RICHMOND, Va. — His entire team vaccinated and boosted, Notre Dame basketball coach Mike Brey thought the Fighting Irish, indeed all of college basketball, had finally beaten COVID-19. The pandemic had cost the sport its 2020 conference and NCAA tournaments and made last season unrecognizable, but now was time for routine to prevail.
Alas, showing little regard for vaccination status, the omicron variant has struck millions of us with troubling swiftness, prompting scores of postponements nationwide.
“I think we all got tricked into feeling we were out of the woods,” Brey said this week. “I know I was kind of feeling that way ... and quite frankly, I think for all of us in the league as coaches, it’s frustrating.”
Frustrating, yes, but like the country at large, college basketball is far better equipped than a year ago to cope.
Breakthrough infections notwithstanding, vaccines and boosters are effective in not only mitigating spread but also symptoms. Encouraged by that science, federal authorities have shortened isolation times for the infected and exposed.
All this I experienced first-hand last week, when after returning from Virginia Tech football’s Pinstripe Bowl in New York, I developed a nagging cough. A subsequent rapid COVID test, taken four weeks after my booster, was positive, but after two days of flu-like symptoms, I was on the mend.
“I feel like we are getting to the end of the road with it,” Louisville coach Chris Mack said. “With boosters and the amount of players that have already had it, I’d like to think that we’ll be OK from here on out in terms of being able to play games.”
By this time a year ago, the NCAA already had decided to stage its entire Division I men’s basketball tournament in controlled environments in and around Indianapolis rather than the traditional 13 cities around the country.

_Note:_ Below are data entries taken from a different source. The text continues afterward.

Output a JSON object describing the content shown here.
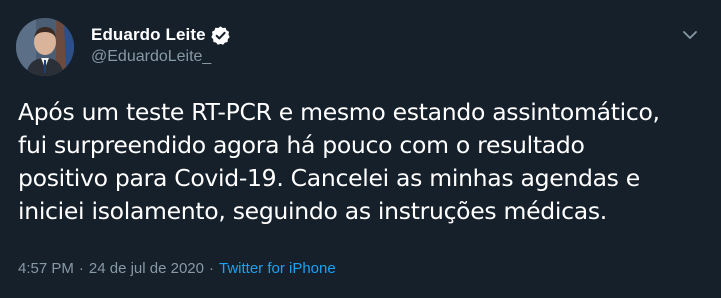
{
  "author": {
    "display_name": "Eduardo Leite",
    "handle": "@EduardoLeite_",
    "verified": true,
    "avatar_icon": "profile-photo"
  },
  "tweet": {
    "text": "Após um teste RT-PCR e mesmo estando assintomático,\nfui surpreendido agora há pouco com o resultado\npositivo para Covid-19. Cancelei as minhas agendas e\niniciei isolamento, seguindo as instruções médicas.",
    "time": "4:57 PM",
    "separator": "·",
    "date": "24 de jul de 2020",
    "source": "Twitter for iPhone"
  },
  "menu_icon": "chevron-down-icon",
  "colors": {
    "background": "#15202b",
    "text_primary": "#ffffff",
    "text_secondary": "#8899a6",
    "accent": "#1da1f2"
  }
}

A similar decision for the women’s event was a month away.
This season, there are no such plans, as the NCAA affirmed last week. Not to dismiss the current, and perhaps future, challenges.
The ACC has postponed league nine games, though two by only a day.

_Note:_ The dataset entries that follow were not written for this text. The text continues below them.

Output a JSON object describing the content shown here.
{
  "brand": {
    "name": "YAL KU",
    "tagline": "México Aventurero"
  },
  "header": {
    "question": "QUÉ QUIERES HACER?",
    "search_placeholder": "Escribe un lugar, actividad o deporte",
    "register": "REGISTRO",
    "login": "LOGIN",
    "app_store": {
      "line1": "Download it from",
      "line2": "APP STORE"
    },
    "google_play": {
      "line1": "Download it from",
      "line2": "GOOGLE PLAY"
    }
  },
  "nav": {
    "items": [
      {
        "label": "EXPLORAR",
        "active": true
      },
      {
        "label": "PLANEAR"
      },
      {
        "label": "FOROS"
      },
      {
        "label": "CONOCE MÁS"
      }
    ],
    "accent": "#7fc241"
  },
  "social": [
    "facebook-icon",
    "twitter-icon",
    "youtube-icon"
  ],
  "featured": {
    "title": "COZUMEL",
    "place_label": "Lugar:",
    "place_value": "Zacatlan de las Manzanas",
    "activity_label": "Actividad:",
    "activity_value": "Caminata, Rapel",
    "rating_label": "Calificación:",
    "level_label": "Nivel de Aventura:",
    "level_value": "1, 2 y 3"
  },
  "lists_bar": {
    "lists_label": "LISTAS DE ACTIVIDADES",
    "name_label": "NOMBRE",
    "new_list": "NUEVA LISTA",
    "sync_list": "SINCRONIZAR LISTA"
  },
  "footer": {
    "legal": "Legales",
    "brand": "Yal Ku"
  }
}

After last season, administrators, coaches and athletes at least are attuned to the physical and mental tolls disruptions bring.
For example, a team competing for the first time in 10, 12 or more days will be compromised, especially if its practices have been limited, and pushing too hard too soon in the aftermath can cause injuries.
“We looked like we were at the Lifetime Fitness 40-and-over league,” Georgia Tech coach Josh Pastner said of the Yellow Jackets’ first practice after an extended pause. “We could barely get past halfcourt. We were so out of shape. It takes you about six weeks to get in tip-top shape and about one week to get out, and we were as winded as we could be.”
Saturday’s victory at N.C. State was Florida State’s first game in 17 days, most of which were spent not in practice but in isolation.
“We tried to be more conscious of the fact that these guys were going through a very stressful period,” FSU coach Leonard Hamilton said. “And I tried to understand, be a little more tolerant and then communicate more with them dealing with the frustrations of not being able to go home for Christmas, not having a chance to spend time with your loved ones and then being isolated. ...
“We just tried to communicate more because each kid comes from a different place mentally and emotionally. You can’t just make one statement that covers everybody. ... These are different type of times we’re going through, and I can’t imagine [being] 18, 19, 20 years old, what I’d have been thinking if I’d have been as isolated ... like these guys have the last couple years.”
A redeeming change from last season is the return of you, the fans, to arenas. Attendance restrictions a year ago relegated most games to an eerie mix of squeaking sneakers and manufactured crowd noise.
“The thing that I think is saving everybody is we have people in the stands,” Brey said. “That was a downer last year for a lot of people, and the kids especially.”
More postponements almost certainly are ahead, but optimism is far more prevalent than during last season’s chaos, when for example, Miami played 19 its 20 ACC games, while Virginia Tech managed only 13.
A road date at North Carolina and home visit from Pitt already shelved by an outbreak within his program, Hokies coach Mike Young wants as close to a full complement of games as possible.
“Now it’s going to get a little tricky, and that’s ... all right,” he said. “If it’s a Saturday, Monday, Wednesday, Saturday? I want to coach. Our team wants to play.”